Dani Hamilton, whose 18 year old son is serving in Iraq made this speech calling for the troops to be brought home. Dani is a member of Military Families Against the War.
From British daily The Independent:
Victory for soldier‘s mother in vehicle inquiry bid
By Mike Taylor, Press Association
Friday, 10 July 2009
Susan Smith wants to force the Government to rethink its decision not to hold a public inquiry into the use of the controversial lightly-armoured vehicles in major conflict situations.
But Mr Justice Mitting refused her leave to challenge a Ministry of Defence decision not to hold an inquiry into present and future deployment of Snatch Land Rovers – a decision he described as “unimpeachable” in the courts.
Mrs Smith’s 21-year-old son Phillip Hewett, a private in the 1st Battalion Staffordshire Regiment, died on July 16 2005, in the Al Amarah region of Iraq in a roadside bomb attack on a patrol of three armoured Snatch Land Rovers.
Two other soldiers died in the incident. Pte Hewett, who was driving, died of his wounds at the scene while being given first aid by members of the patrol.
The Snatch was originally designed as a cheap and quick way of transporting troops in Northern Ireland.

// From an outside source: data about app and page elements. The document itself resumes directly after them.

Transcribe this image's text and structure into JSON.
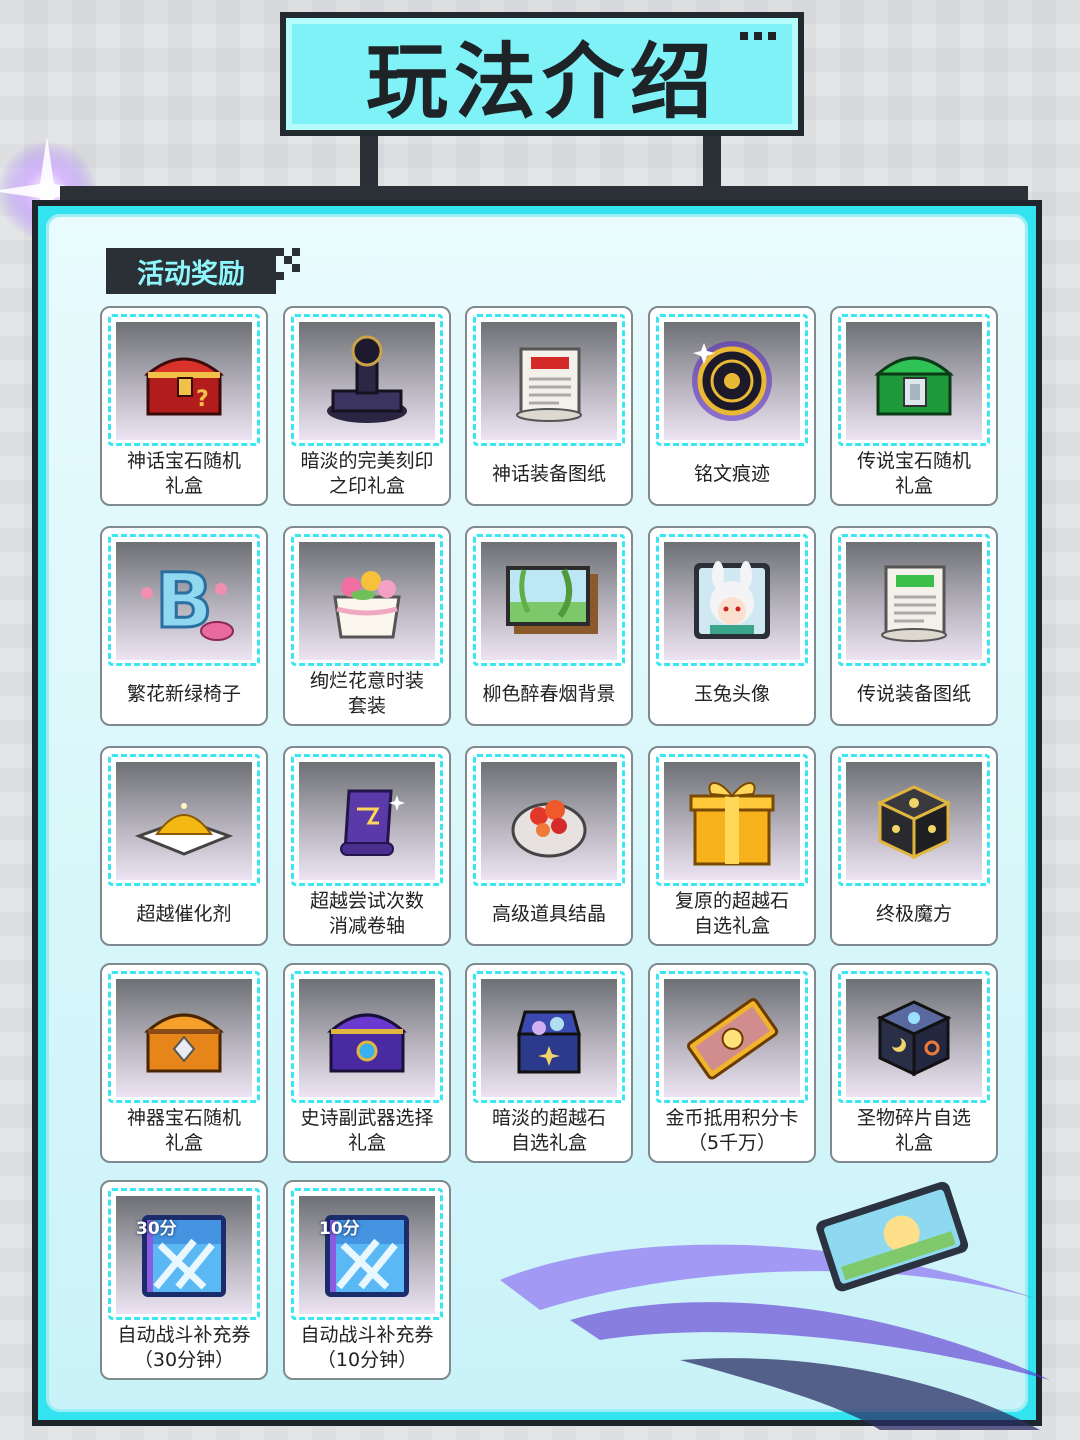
{
  "header": {
    "title": "玩法介绍"
  },
  "section": {
    "title": "活动奖励"
  },
  "rewards": [
    {
      "name": "神话宝石随机\n礼盒",
      "icon": "red-gem-chest-icon"
    },
    {
      "name": "暗淡的完美刻印\n之印礼盒",
      "icon": "dark-seal-stamp-icon"
    },
    {
      "name": "神话装备图纸",
      "icon": "red-blueprint-scroll-icon"
    },
    {
      "name": "铭文痕迹",
      "icon": "golden-inscription-orb-icon"
    },
    {
      "name": "传说宝石随机\n礼盒",
      "icon": "green-gem-chest-icon"
    },
    {
      "name": "繁花新绿椅子",
      "icon": "flower-letter-chair-icon"
    },
    {
      "name": "绚烂花意时装\n套装",
      "icon": "flower-cake-outfit-icon"
    },
    {
      "name": "柳色醉春烟背景",
      "icon": "willow-landscape-background-icon"
    },
    {
      "name": "玉兔头像",
      "icon": "jade-rabbit-avatar-icon"
    },
    {
      "name": "传说装备图纸",
      "icon": "green-blueprint-scroll-icon"
    },
    {
      "name": "超越催化剂",
      "icon": "golden-catalyst-powder-icon"
    },
    {
      "name": "超越尝试次数\n消减卷轴",
      "icon": "purple-scroll-icon"
    },
    {
      "name": "高级道具结晶",
      "icon": "item-crystal-icon"
    },
    {
      "name": "复原的超越石\n自选礼盒",
      "icon": "golden-gift-box-icon"
    },
    {
      "name": "终极魔方",
      "icon": "ultimate-cube-icon"
    },
    {
      "name": "神器宝石随机\n礼盒",
      "icon": "orange-gem-chest-icon"
    },
    {
      "name": "史诗副武器选择\n礼盒",
      "icon": "purple-weapon-chest-icon"
    },
    {
      "name": "暗淡的超越石\n自选礼盒",
      "icon": "dark-stone-box-icon"
    },
    {
      "name": "金币抵用积分卡\n（5千万）",
      "icon": "gold-coupon-card-icon"
    },
    {
      "name": "圣物碎片自选\n礼盒",
      "icon": "relic-fragment-box-icon"
    },
    {
      "name": "自动战斗补充券\n（30分钟）",
      "icon": "auto-battle-ticket-30-icon",
      "badge": "30分"
    },
    {
      "name": "自动战斗补充券\n（10分钟）",
      "icon": "auto-battle-ticket-10-icon",
      "badge": "10分"
    }
  ]
}
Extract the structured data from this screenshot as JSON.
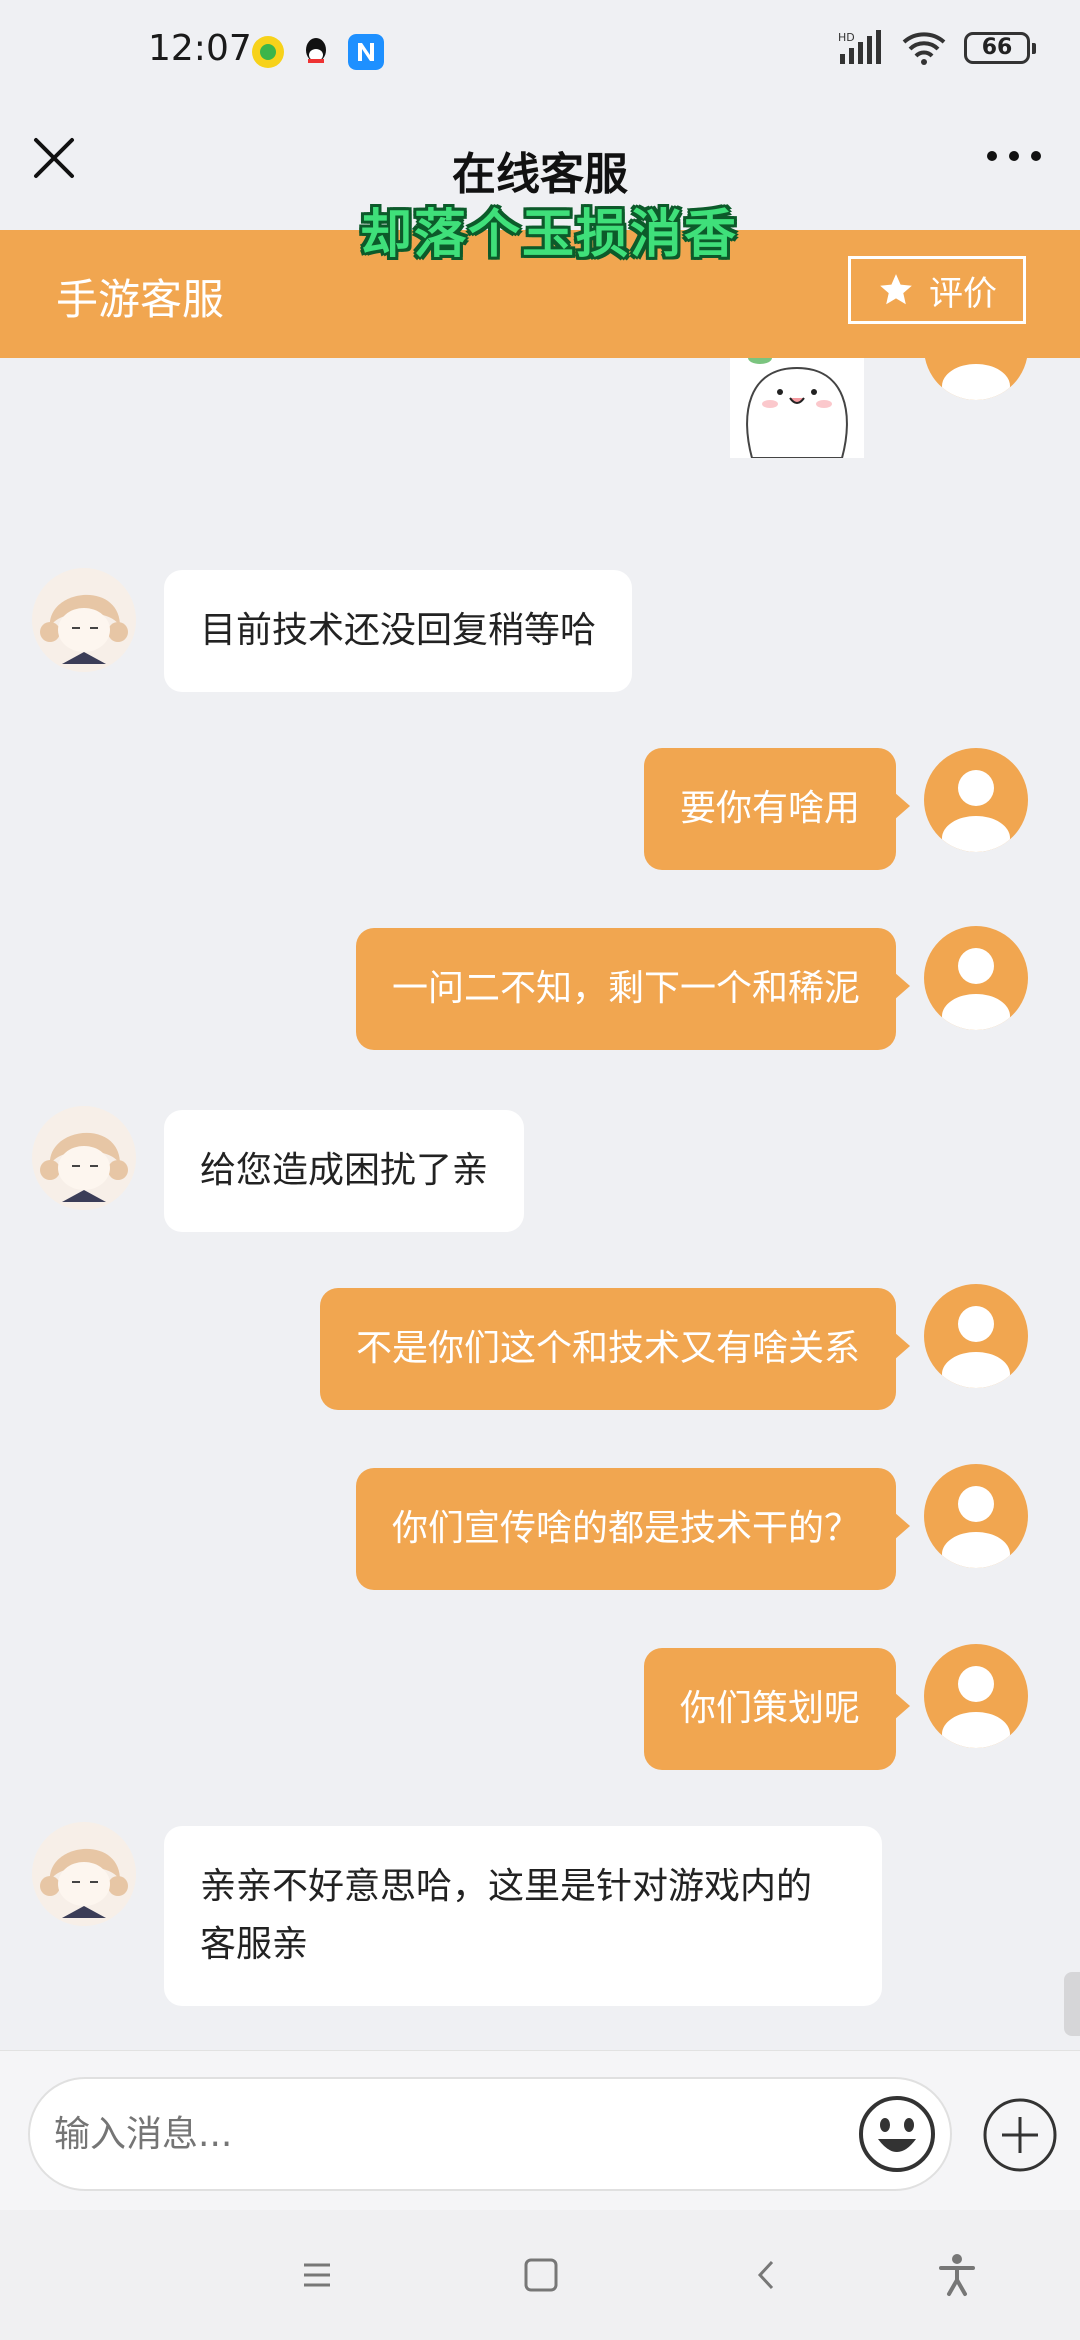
{
  "status_bar": {
    "time": "12:07",
    "signal_label": "HD",
    "battery": "66",
    "app_icons": [
      "music-app-icon",
      "qq-icon",
      "n-app-icon"
    ]
  },
  "nav": {
    "title": "在线客服",
    "overlay_caption": "却落个玉损消香"
  },
  "header": {
    "title": "手游客服",
    "rate_label": "评价"
  },
  "messages": [
    {
      "side": "user",
      "type": "sticker"
    },
    {
      "side": "agent",
      "text": "目前技术还没回复稍等哈"
    },
    {
      "side": "user",
      "text": "要你有啥用"
    },
    {
      "side": "user",
      "text": "一问二不知，剩下一个和稀泥"
    },
    {
      "side": "agent",
      "text": "给您造成困扰了亲"
    },
    {
      "side": "user",
      "text": "不是你们这个和技术又有啥关系"
    },
    {
      "side": "user",
      "text": "你们宣传啥的都是技术干的？"
    },
    {
      "side": "user",
      "text": "你们策划呢"
    },
    {
      "side": "agent",
      "text": "亲亲不好意思哈，这里是针对游戏内的客服亲"
    }
  ],
  "input": {
    "placeholder": "输入消息..."
  },
  "colors": {
    "accent": "#f1a650",
    "background": "#eff0f3",
    "overlay_text": "#3fe07a"
  }
}
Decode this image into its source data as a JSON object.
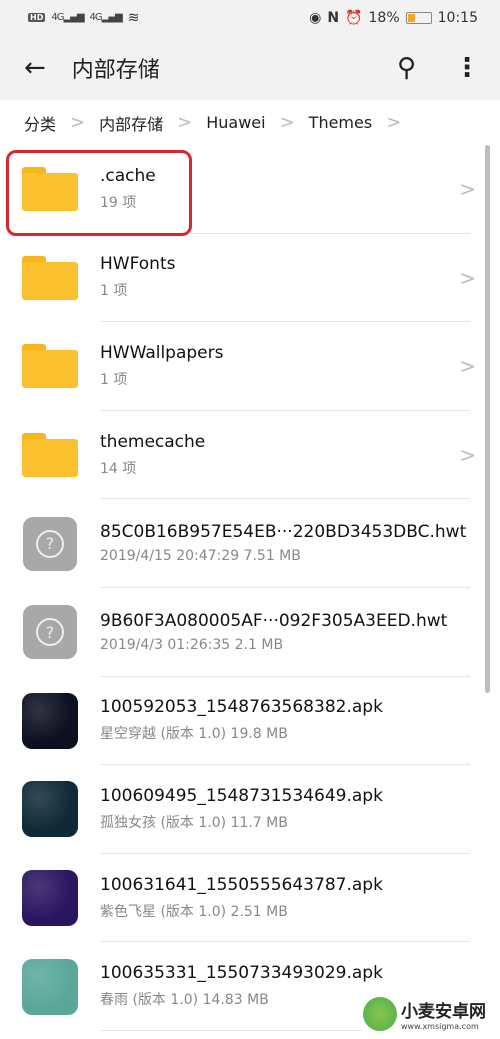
{
  "status_bar": {
    "left": [
      "HD",
      "4G",
      "4G"
    ],
    "battery": "18%",
    "time": "10:15",
    "battery_level": 0.18
  },
  "toolbar": {
    "title": "内部存储",
    "back_icon": "arrow-left",
    "search_icon": "search",
    "more_icon": "more-vertical"
  },
  "breadcrumb": [
    "分类",
    "内部存储",
    "Huawei",
    "Themes"
  ],
  "colors": {
    "folder": "#fbc02d",
    "highlight": "#d9272e"
  },
  "items": [
    {
      "type": "folder",
      "name": ".cache",
      "sub": "19 项",
      "highlighted": true
    },
    {
      "type": "folder",
      "name": "HWFonts",
      "sub": "1 项"
    },
    {
      "type": "folder",
      "name": "HWWallpapers",
      "sub": "1 项"
    },
    {
      "type": "folder",
      "name": "themecache",
      "sub": "14 项"
    },
    {
      "type": "unknown",
      "name": "85C0B16B957E54EB···220BD3453DBC.hwt",
      "sub": "2019/4/15 20:47:29 7.51 MB"
    },
    {
      "type": "unknown",
      "name": "9B60F3A080005AF···092F305A3EED.hwt",
      "sub": "2019/4/3 01:26:35 2.1 MB"
    },
    {
      "type": "apk",
      "name": "100592053_1548763568382.apk",
      "sub": "星空穿越 (版本 1.0) 19.8 MB",
      "thumb": "#0d1020"
    },
    {
      "type": "apk",
      "name": "100609495_1548731534649.apk",
      "sub": "孤独女孩 (版本 1.0) 11.7 MB",
      "thumb": "#0f2a36"
    },
    {
      "type": "apk",
      "name": "100631641_1550555643787.apk",
      "sub": "紫色飞星 (版本 1.0) 2.51 MB",
      "thumb": "#2a1660"
    },
    {
      "type": "apk",
      "name": "100635331_1550733493029.apk",
      "sub": "春雨 (版本 1.0) 14.83 MB",
      "thumb": "#5aa79a"
    }
  ],
  "watermark": {
    "name": "小麦安卓网",
    "url": "www.xmsigma.com"
  }
}
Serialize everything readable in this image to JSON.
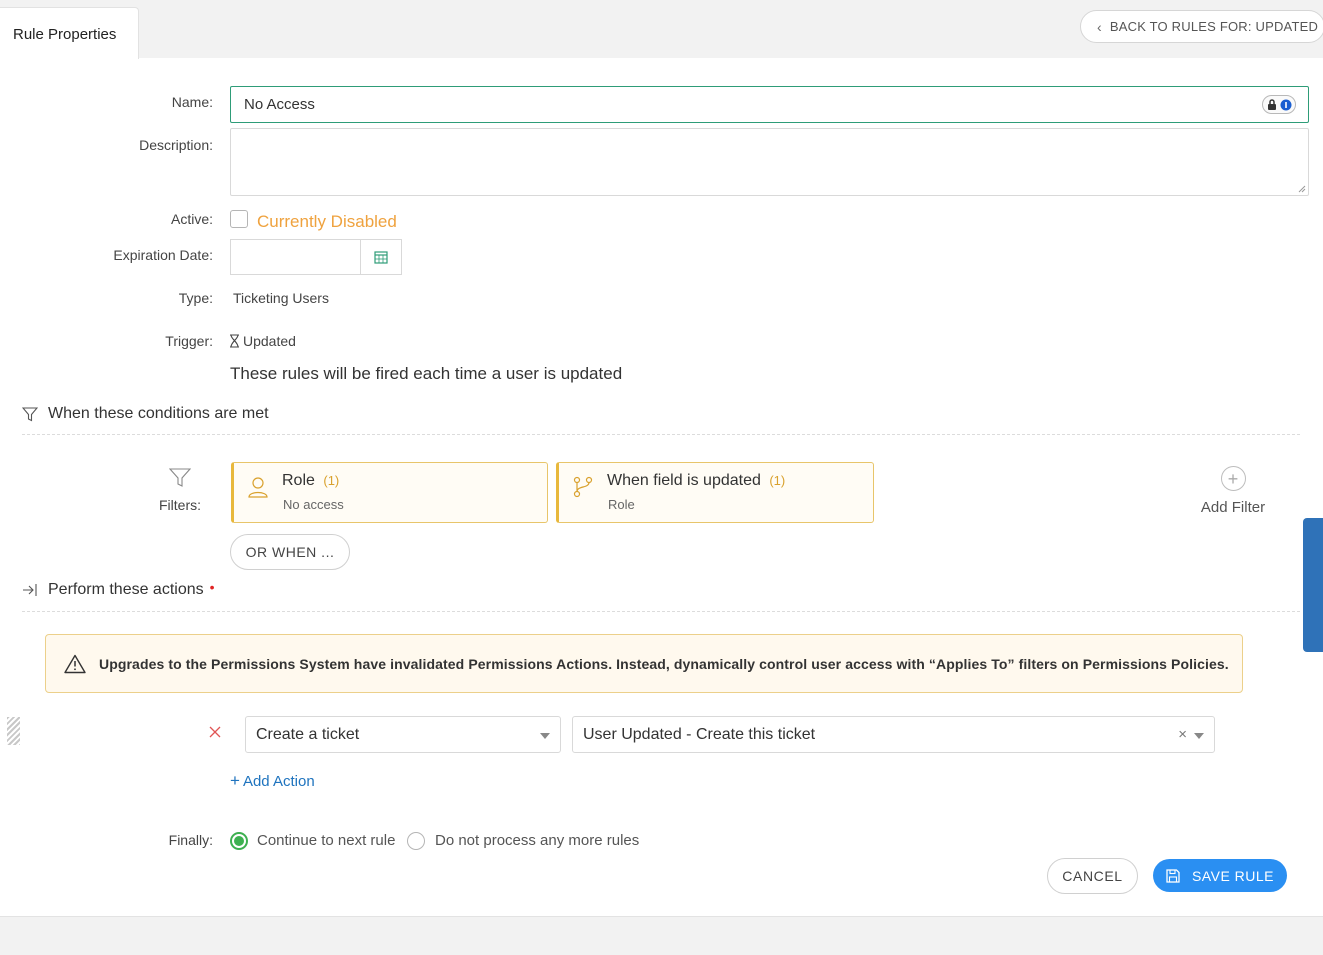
{
  "header": {
    "tab_label": "Rule Properties",
    "back_button_label": "BACK TO RULES FOR: UPDATED"
  },
  "form": {
    "name_label": "Name:",
    "name_value": "No Access",
    "description_label": "Description:",
    "description_value": "",
    "active_label": "Active:",
    "active_checked": false,
    "active_status": "Currently Disabled",
    "expiration_label": "Expiration Date:",
    "expiration_value": "",
    "type_label": "Type:",
    "type_value": "Ticketing Users",
    "trigger_label": "Trigger:",
    "trigger_value": "Updated",
    "trigger_description": "These rules will be fired each time a user is updated"
  },
  "conditions": {
    "heading": "When these conditions are met",
    "filters_label": "Filters:",
    "filters": [
      {
        "title": "Role",
        "count": "(1)",
        "sub": "No access",
        "icon": "user-icon"
      },
      {
        "title": "When field is updated",
        "count": "(1)",
        "sub": "Role",
        "icon": "branch-icon"
      }
    ],
    "or_when_label": "OR WHEN ...",
    "add_filter_label": "Add Filter"
  },
  "actions": {
    "heading": "Perform these actions",
    "required_marker": "•",
    "warning_text": "Upgrades to the Permissions System have invalidated Permissions Actions. Instead, dynamically control user access with “Applies To” filters on Permissions Policies.",
    "action_type": "Create a ticket",
    "action_value": "User Updated - Create this ticket",
    "add_action_label": "Add Action"
  },
  "finally": {
    "label": "Finally:",
    "option_continue": "Continue to next rule",
    "option_stop": "Do not process any more rules",
    "selected": "continue"
  },
  "buttons": {
    "cancel_label": "CANCEL",
    "save_label": "SAVE RULE"
  },
  "colors": {
    "accent_green": "#2e9c78",
    "warning_orange": "#efa23e",
    "primary_blue": "#2a8ff2",
    "filter_border": "#e8b83c"
  }
}
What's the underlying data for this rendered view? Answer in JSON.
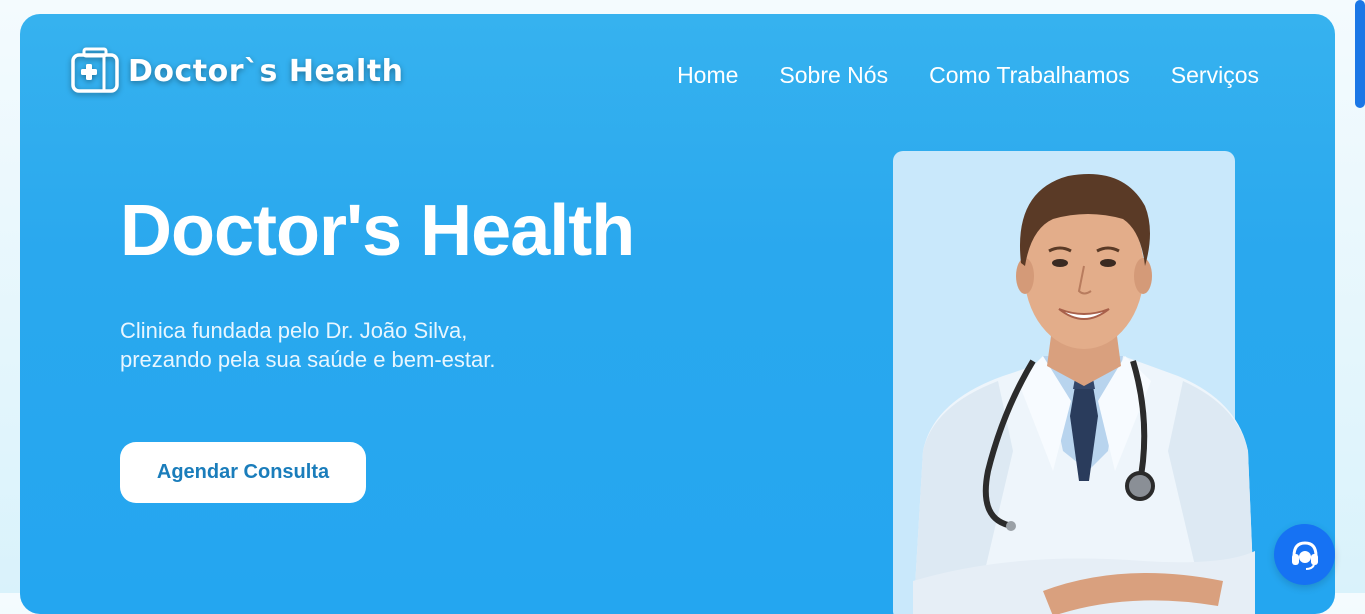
{
  "brand": {
    "name": "Doctor`s Health",
    "icon": "medical-kit-icon"
  },
  "nav": {
    "items": [
      {
        "label": "Home"
      },
      {
        "label": "Sobre Nós"
      },
      {
        "label": "Como Trabalhamos"
      },
      {
        "label": "Serviços"
      }
    ]
  },
  "hero": {
    "title": "Doctor's Health",
    "subtitle": "Clinica fundada pelo Dr. João Silva, prezando pela sua saúde e bem-estar.",
    "cta_label": "Agendar Consulta",
    "image": "doctor-portrait"
  },
  "support": {
    "icon": "headset-icon"
  },
  "colors": {
    "hero_background": "#2aa8ee",
    "cta_text": "#1a7dbb",
    "support_button": "#1672f3",
    "photo_background": "#c9e8fb"
  }
}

It has been heavily criticised for failing to protect against roadside bombs following a series of deaths, around 38 in all, in Iraq and Afghanistan.
Mr Justice Mitting said today that if a full inquiry was eventually held into past deployment, three issues could be investigated:
* Should different equipment, such as the more heavily armoured Cougar Mastiff, have been procured and deployed in 2005 and 2006.
* If so, could the deaths of some or all of the soldiers have been avoided.
* If so, why was that equipment not procured and deployed.
Mrs Smith, whose case is supported by the families of other soldiers killed in similar incidents, said after the ruling: “I am delighted.”
She added: “It is only the first stage, but I am just glad that someone is listening.
“It isn’t just me. You have got three other families here who have lost their sons, all in similar circumstances.”
MoD lawyers had argued that the inquest held into Pte Hewett’s death was an adequate investigation.
But the judge said it was common ground that inquests, restricted to the details of an individual death, were not capable of addressing “systemic issues which give rise to public concern”.
Mrs Smith is among at least four families who, in separate proceedings, are seeking damages against the MoD over Snatch vehicle deaths.
The claims are being brought for negligence and under Article 2 – “right to life” – of the European Convention on Human Rights on the basis that the MoD failed to provide reasonable protection to save the soldiers’ lives. They are on hold pending the outcome of the judicial review proceedings.
It is argued that the MoD knew years before the Iraq war began in 2003 that the Snatch was out of date and there was a gaping hole in its armoured vehicle capability because of a lack of medium-weight armoured vehicles.
See also here.
Eight British soldiers killed in bloodiest day of Afghan mission: here.
Soldier killed in Afghanistan as MoD criticised over idle armoured vehicles: here.